What’s up for the rest of the week? Might have to do some recording. “Reaper” and “Moonlight” show promise. “NCIS,” “Criminal Minds,” “CSI” with Sara in peril, “House” – all make the cut. The male half is intrigued by “Bionic Woman” and can’t miss “The Unit.” As for “Cane,” there are just two words: Jimmy Smits. He could read the phone book and I’d probably watch.

If we don’t pick up the phone this week, you’ll get a call back during an ad.

This post originally appeared on ourMidland.com, the online home of the Midland (MI) Daily News. Republished with permission.

Sunday on the couch

This is what comes of burning the candle at both ends – or at least, of working Monday through Friday, then Friday night, then Saturday night, in a week where a volunteer position kept the midnight oil burning as well. Three nights of four hours’ sleep or less. I sat at my desk last night with no urge to eat and sinuses slowly filling, knowing today would be spent on the couch.

And so it has been, after. You know, after some first-thing-in-the-morning website work, then cantoring at church, then laying out a decorative tile pattern at my husband’s request so he got the “rugs” where I wanted them.

Crash. Only bean soup in the pantry. Son offers to make a store run to fetch more appropriate soup (clam chowder, yay). Son also heats the soup, serves it, pronounces that I need DayQuil and serves that as well. Think I’ll keep him.

Around me, activity hums. Tile work continues in the back. Children finish homework. A hunting buddy drops off a .30-.30 for the boy to use in next weekend’s youth hunt, because apparently my .270 was declared unsuitable.

I am in charge of the remote, now clicking among three channels: NASCAR, Lions, WNBA. The week’s sudokus are in a pile next to me. And the couch is beckoning again …

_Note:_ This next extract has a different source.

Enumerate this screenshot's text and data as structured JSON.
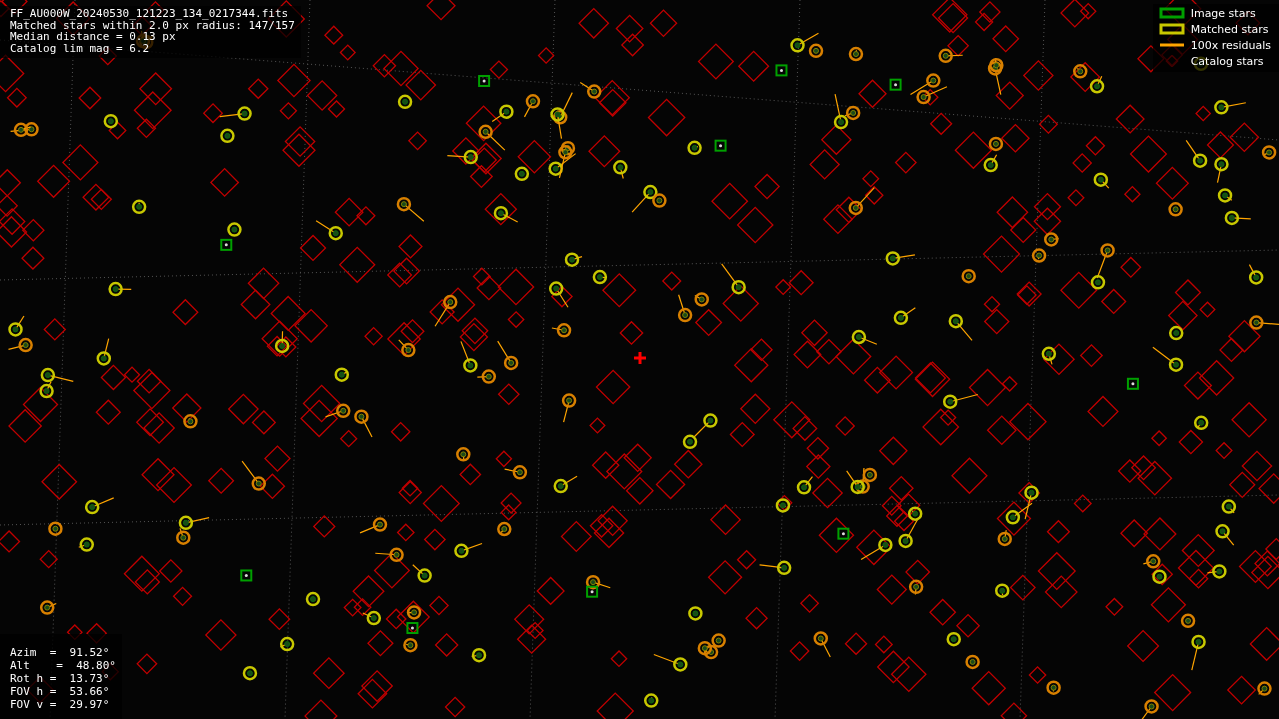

This post originally appeared on ourMidland.com, the online home of the Midland (MI) Daily News. Republished with permission.